Excerpts from a dataset »
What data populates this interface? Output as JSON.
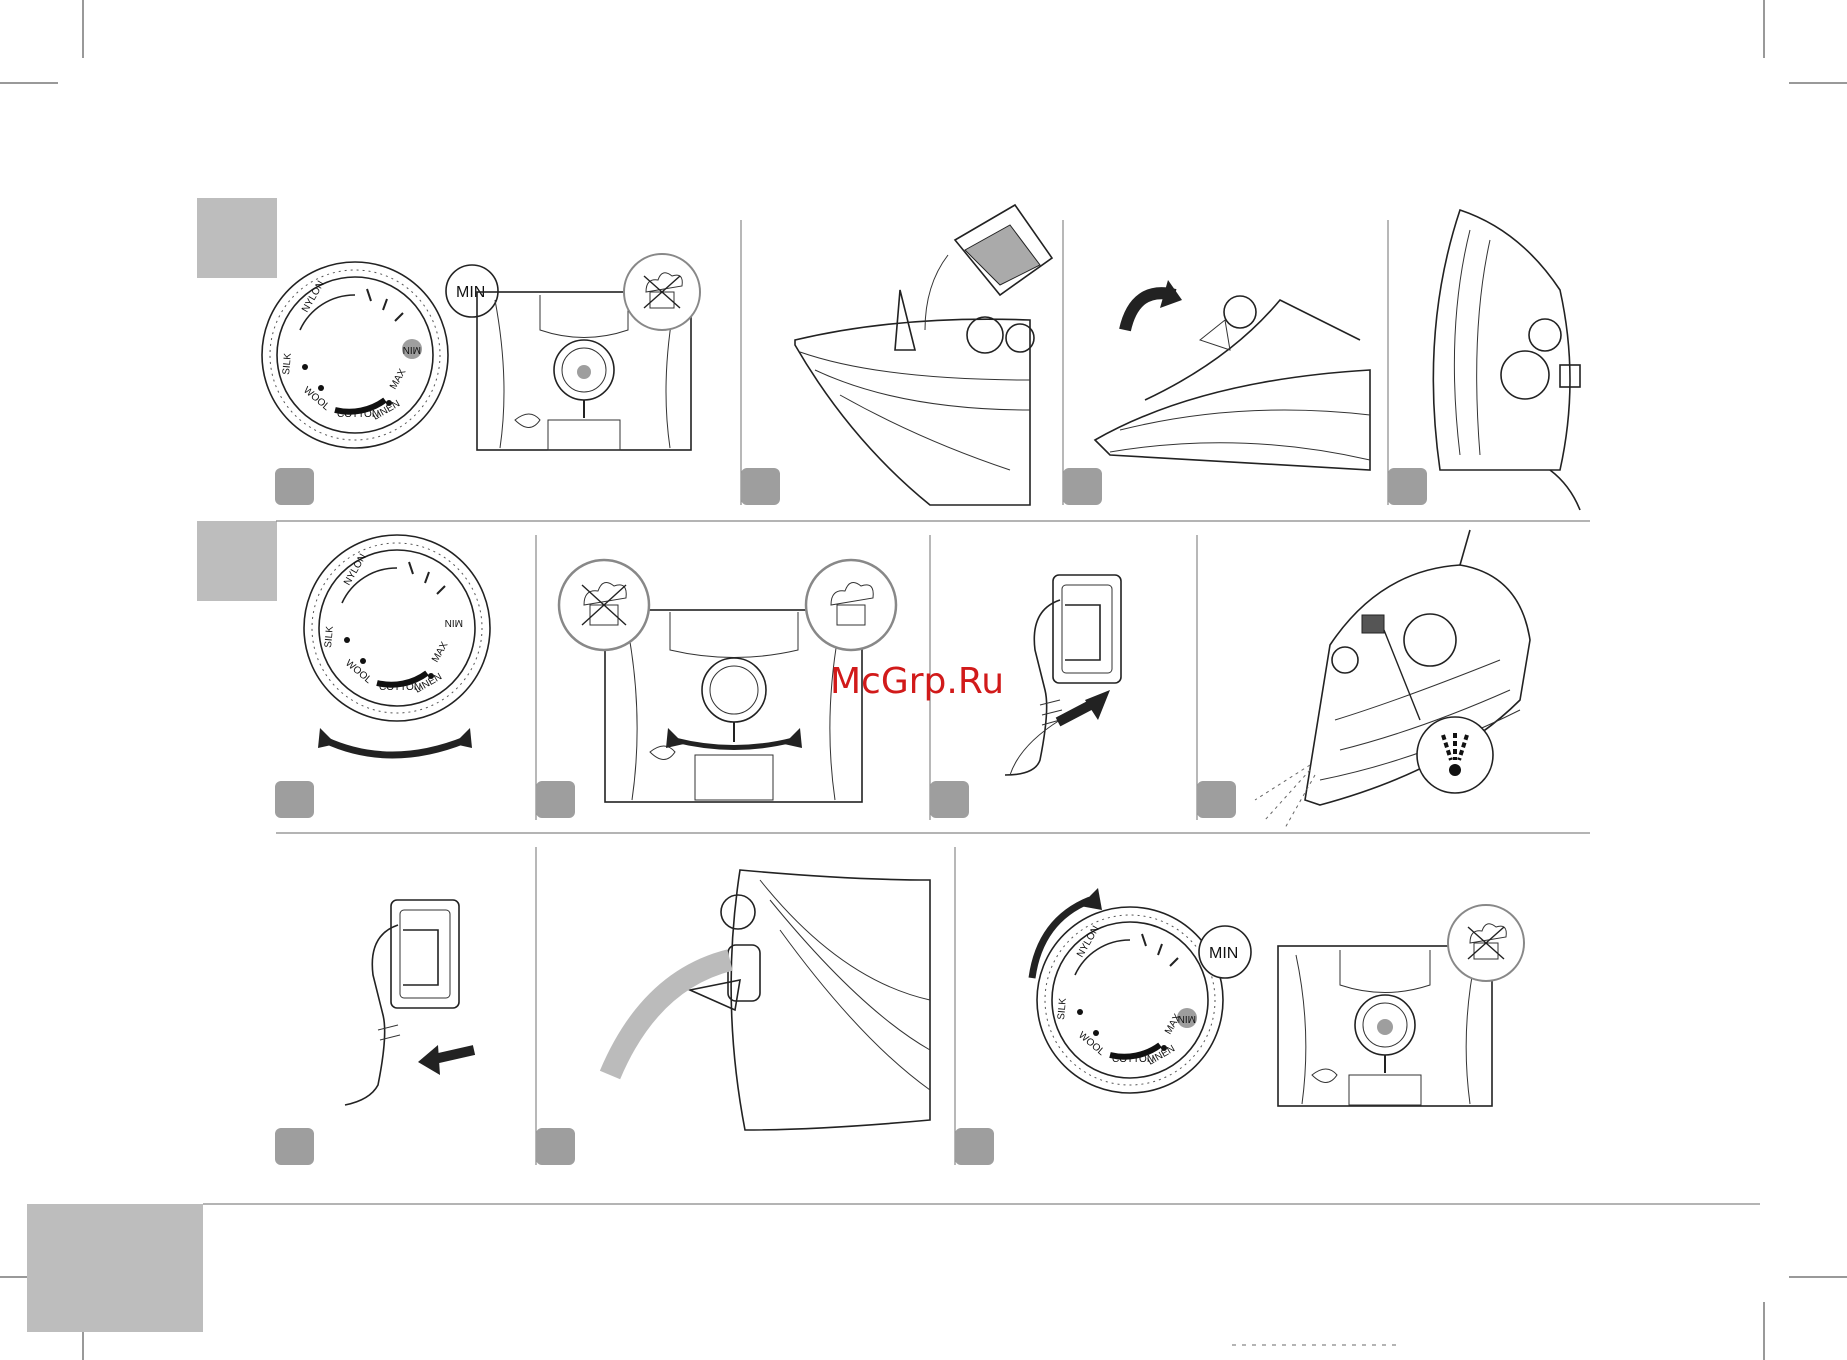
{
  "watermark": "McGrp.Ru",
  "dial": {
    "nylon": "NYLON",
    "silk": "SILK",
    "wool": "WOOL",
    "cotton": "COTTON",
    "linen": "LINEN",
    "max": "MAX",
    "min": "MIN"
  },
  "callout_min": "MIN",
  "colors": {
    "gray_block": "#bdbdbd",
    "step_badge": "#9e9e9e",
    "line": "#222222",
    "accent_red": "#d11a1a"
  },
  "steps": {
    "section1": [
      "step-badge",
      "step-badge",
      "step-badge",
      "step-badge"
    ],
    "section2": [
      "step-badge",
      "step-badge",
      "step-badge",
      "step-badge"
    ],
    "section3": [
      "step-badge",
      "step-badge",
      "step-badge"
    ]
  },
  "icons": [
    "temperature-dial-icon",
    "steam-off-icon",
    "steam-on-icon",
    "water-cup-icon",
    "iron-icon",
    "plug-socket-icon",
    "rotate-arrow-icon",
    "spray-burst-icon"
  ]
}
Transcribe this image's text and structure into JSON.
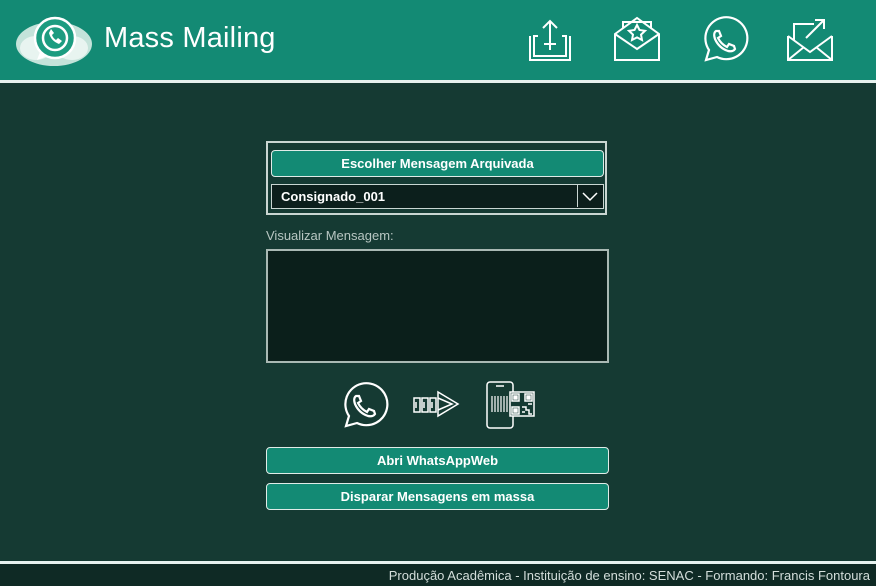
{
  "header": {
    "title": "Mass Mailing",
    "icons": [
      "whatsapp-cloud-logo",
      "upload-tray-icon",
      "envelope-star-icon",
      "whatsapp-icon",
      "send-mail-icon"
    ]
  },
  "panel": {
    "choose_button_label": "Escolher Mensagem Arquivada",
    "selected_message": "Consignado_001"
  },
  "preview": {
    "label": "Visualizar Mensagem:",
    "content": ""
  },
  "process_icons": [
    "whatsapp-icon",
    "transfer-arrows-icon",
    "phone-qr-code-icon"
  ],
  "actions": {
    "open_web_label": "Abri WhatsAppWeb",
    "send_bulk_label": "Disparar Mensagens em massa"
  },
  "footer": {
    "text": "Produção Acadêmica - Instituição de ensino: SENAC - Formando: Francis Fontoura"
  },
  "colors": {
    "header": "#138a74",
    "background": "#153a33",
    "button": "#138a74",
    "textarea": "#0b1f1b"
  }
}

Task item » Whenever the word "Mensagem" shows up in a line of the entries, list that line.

Problem solution »
    "choose_button_label": "Escolher Mensagem Arquivada",
    "label": "Visualizar Mensagem:",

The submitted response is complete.